### Data to use
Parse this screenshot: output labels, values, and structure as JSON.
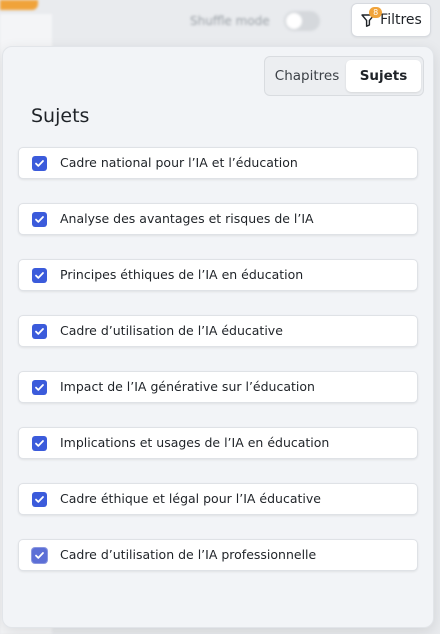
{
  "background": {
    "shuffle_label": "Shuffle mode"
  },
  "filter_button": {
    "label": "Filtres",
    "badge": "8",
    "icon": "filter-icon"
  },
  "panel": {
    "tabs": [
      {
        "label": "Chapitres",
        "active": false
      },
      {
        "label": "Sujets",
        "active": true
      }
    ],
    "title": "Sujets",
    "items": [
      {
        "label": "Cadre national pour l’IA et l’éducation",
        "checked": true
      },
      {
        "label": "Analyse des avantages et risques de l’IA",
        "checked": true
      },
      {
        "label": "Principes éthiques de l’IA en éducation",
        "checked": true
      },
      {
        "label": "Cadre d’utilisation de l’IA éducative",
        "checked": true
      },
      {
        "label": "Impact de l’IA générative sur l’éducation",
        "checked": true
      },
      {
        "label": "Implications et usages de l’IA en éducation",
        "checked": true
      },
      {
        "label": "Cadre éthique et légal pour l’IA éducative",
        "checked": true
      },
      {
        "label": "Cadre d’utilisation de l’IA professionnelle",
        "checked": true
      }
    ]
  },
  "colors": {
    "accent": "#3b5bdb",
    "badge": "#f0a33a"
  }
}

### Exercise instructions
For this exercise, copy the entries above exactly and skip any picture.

### Exercise output
Parse this screenshot: output labels, values, and structure as JSON.
{
  "background": {
    "shuffle_label": "Shuffle mode"
  },
  "filter_button": {
    "label": "Filtres",
    "badge": "8",
    "icon": "filter-icon"
  },
  "panel": {
    "tabs": [
      {
        "label": "Chapitres",
        "active": false
      },
      {
        "label": "Sujets",
        "active": true
      }
    ],
    "title": "Sujets",
    "items": [
      {
        "label": "Cadre national pour l’IA et l’éducation",
        "checked": true
      },
      {
        "label": "Analyse des avantages et risques de l’IA",
        "checked": true
      },
      {
        "label": "Principes éthiques de l’IA en éducation",
        "checked": true
      },
      {
        "label": "Cadre d’utilisation de l’IA éducative",
        "checked": true
      },
      {
        "label": "Impact de l’IA générative sur l’éducation",
        "checked": true
      },
      {
        "label": "Implications et usages de l’IA en éducation",
        "checked": true
      },
      {
        "label": "Cadre éthique et légal pour l’IA éducative",
        "checked": true
      },
      {
        "label": "Cadre d’utilisation de l’IA professionnelle",
        "checked": true
      }
    ]
  },
  "colors": {
    "accent": "#3b5bdb",
    "badge": "#f0a33a"
  }
}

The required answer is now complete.